The straight-haired girl and I went out to the park today with her nature pack in tow. She has carted that thing everywhere since she got it for her birthday. I love, love, love the curiosity it has incited in her!
What a great present. I have to rave for a minute… She and the curly-headed girl both have one. They came with colored pencils, art gum erasers, kneadable erasers, drawing pencils, sharpeners, binoculars and a sketch pad. (Thanks, friend.) The girls have inserted nature guides, animal track identification sheets, and a whole bunch of other stuff that is totally unrelated in anyone’s mind except their own.
Anyway, there we were; trekking through the forest. She was chattering away a mile a minute. We startled a snake, and it startled us. As we settled into the hike she had to stop at every marker to identify our location and plot the rest of the trip. As she grew quieter, it was possible to hear more animals and spot them. We had to stop to press leaves and sit on every bench along the way. I was thinking, "Oh, to have that much wide-eyed wonder over the world in which we live. Why did I let myself lose that?"
And then it happened. I was walking, and she was dancing back to the beginning of the trail. (We were in a bit of a hurry to find the washroom.) As we were moving along quickly, we heard something scurrying in the brush. Then we saw it scamper away down the hill. I couldn’t immediately identify it, but it was large and moved like a weasel. After consulting the experts, we determined it to be a fisher. I was informed that fishers are rare in this area.
The first winter we lived here, I saw a Great Gray Owl. I’ve seen a bear sunning itself on a friend’s deck, loons galore, bald eagles, deer walking down the city streets, a gray wolf crossing the highway and now a fisher: In short, everything but a moose.
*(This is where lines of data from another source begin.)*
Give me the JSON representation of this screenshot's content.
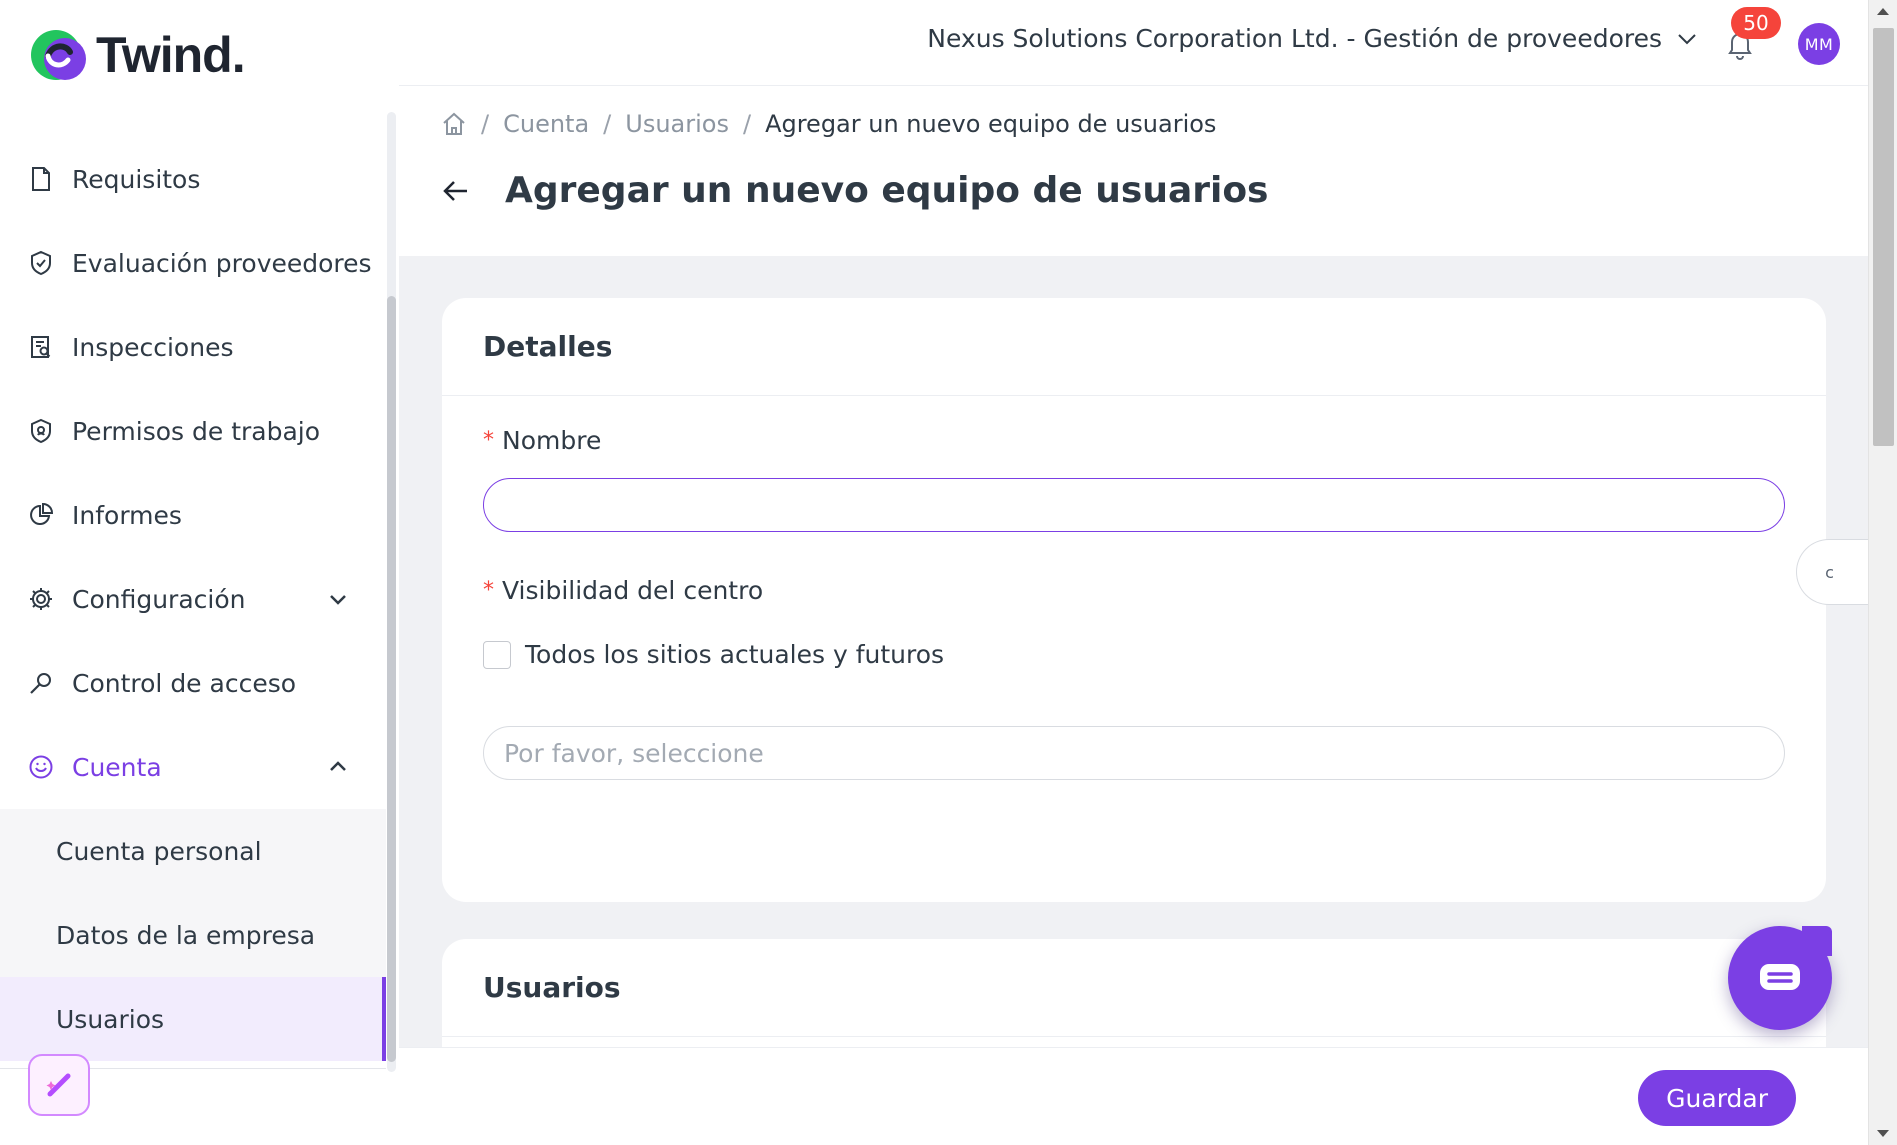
{
  "app": {
    "logo_text": "Twind."
  },
  "sidebar": {
    "items": [
      {
        "label": "Requisitos",
        "icon": "document-icon"
      },
      {
        "label": "Evaluación proveedores",
        "icon": "shield-check-icon"
      },
      {
        "label": "Inspecciones",
        "icon": "clipboard-search-icon"
      },
      {
        "label": "Permisos de trabajo",
        "icon": "shield-badge-icon"
      },
      {
        "label": "Informes",
        "icon": "pie-chart-icon"
      },
      {
        "label": "Configuración",
        "icon": "gear-icon",
        "expandable": true,
        "expanded": false
      },
      {
        "label": "Control de acceso",
        "icon": "key-icon"
      },
      {
        "label": "Cuenta",
        "icon": "smile-icon",
        "expandable": true,
        "expanded": true,
        "active": true
      }
    ],
    "sub_items": [
      {
        "label": "Cuenta personal"
      },
      {
        "label": "Datos de la empresa"
      },
      {
        "label": "Usuarios",
        "selected": true
      }
    ]
  },
  "header": {
    "org_selector": "Nexus Solutions Corporation Ltd. - Gestión de proveedores",
    "notification_count": "50",
    "avatar_initials": "MM"
  },
  "breadcrumb": {
    "items": [
      "Cuenta",
      "Usuarios"
    ],
    "current": "Agregar un nuevo equipo de usuarios",
    "separator": "/"
  },
  "page": {
    "title": "Agregar un nuevo equipo de usuarios"
  },
  "details_card": {
    "title": "Detalles",
    "name_label": "Nombre",
    "name_value": "",
    "visibility_label": "Visibilidad del centro",
    "checkbox_label": "Todos los sitios actuales y futuros",
    "checkbox_checked": false,
    "select_placeholder": "Por favor, seleccione",
    "required_mark": "*"
  },
  "users_card": {
    "title": "Usuarios"
  },
  "side_tab": {
    "label": "c"
  },
  "footer": {
    "save_label": "Guardar"
  },
  "colors": {
    "accent": "#7b3fe4",
    "badge": "#f5443b",
    "logo_green": "#22c55e",
    "logo_purple": "#7b3fe4"
  }
}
And with each new animal I see, I realize perhaps I have not lost that sense of wonder after all.